### INPUT MATERIAL ###
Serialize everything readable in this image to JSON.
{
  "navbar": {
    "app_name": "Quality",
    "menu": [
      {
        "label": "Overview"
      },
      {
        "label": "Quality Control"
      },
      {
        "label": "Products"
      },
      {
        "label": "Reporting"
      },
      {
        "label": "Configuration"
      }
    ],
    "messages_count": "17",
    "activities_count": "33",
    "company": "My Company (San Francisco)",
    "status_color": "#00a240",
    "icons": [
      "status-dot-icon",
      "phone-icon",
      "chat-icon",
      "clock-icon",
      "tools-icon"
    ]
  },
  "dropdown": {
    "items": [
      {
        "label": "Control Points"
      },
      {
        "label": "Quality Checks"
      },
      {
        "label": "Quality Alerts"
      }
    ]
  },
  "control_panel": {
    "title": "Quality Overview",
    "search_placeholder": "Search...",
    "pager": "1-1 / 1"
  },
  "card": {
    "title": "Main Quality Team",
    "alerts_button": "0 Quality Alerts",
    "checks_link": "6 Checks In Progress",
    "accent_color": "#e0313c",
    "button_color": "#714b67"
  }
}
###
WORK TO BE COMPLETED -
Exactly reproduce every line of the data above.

RESPONSE TO THE EXERCISE -
Serialize everything readable in this image to JSON.
{
  "navbar": {
    "app_name": "Quality",
    "menu": [
      {
        "label": "Overview"
      },
      {
        "label": "Quality Control"
      },
      {
        "label": "Products"
      },
      {
        "label": "Reporting"
      },
      {
        "label": "Configuration"
      }
    ],
    "messages_count": "17",
    "activities_count": "33",
    "company": "My Company (San Francisco)",
    "status_color": "#00a240",
    "icons": [
      "status-dot-icon",
      "phone-icon",
      "chat-icon",
      "clock-icon",
      "tools-icon"
    ]
  },
  "dropdown": {
    "items": [
      {
        "label": "Control Points"
      },
      {
        "label": "Quality Checks"
      },
      {
        "label": "Quality Alerts"
      }
    ]
  },
  "control_panel": {
    "title": "Quality Overview",
    "search_placeholder": "Search...",
    "pager": "1-1 / 1"
  },
  "card": {
    "title": "Main Quality Team",
    "alerts_button": "0 Quality Alerts",
    "checks_link": "6 Checks In Progress",
    "accent_color": "#e0313c",
    "button_color": "#714b67"
  }
}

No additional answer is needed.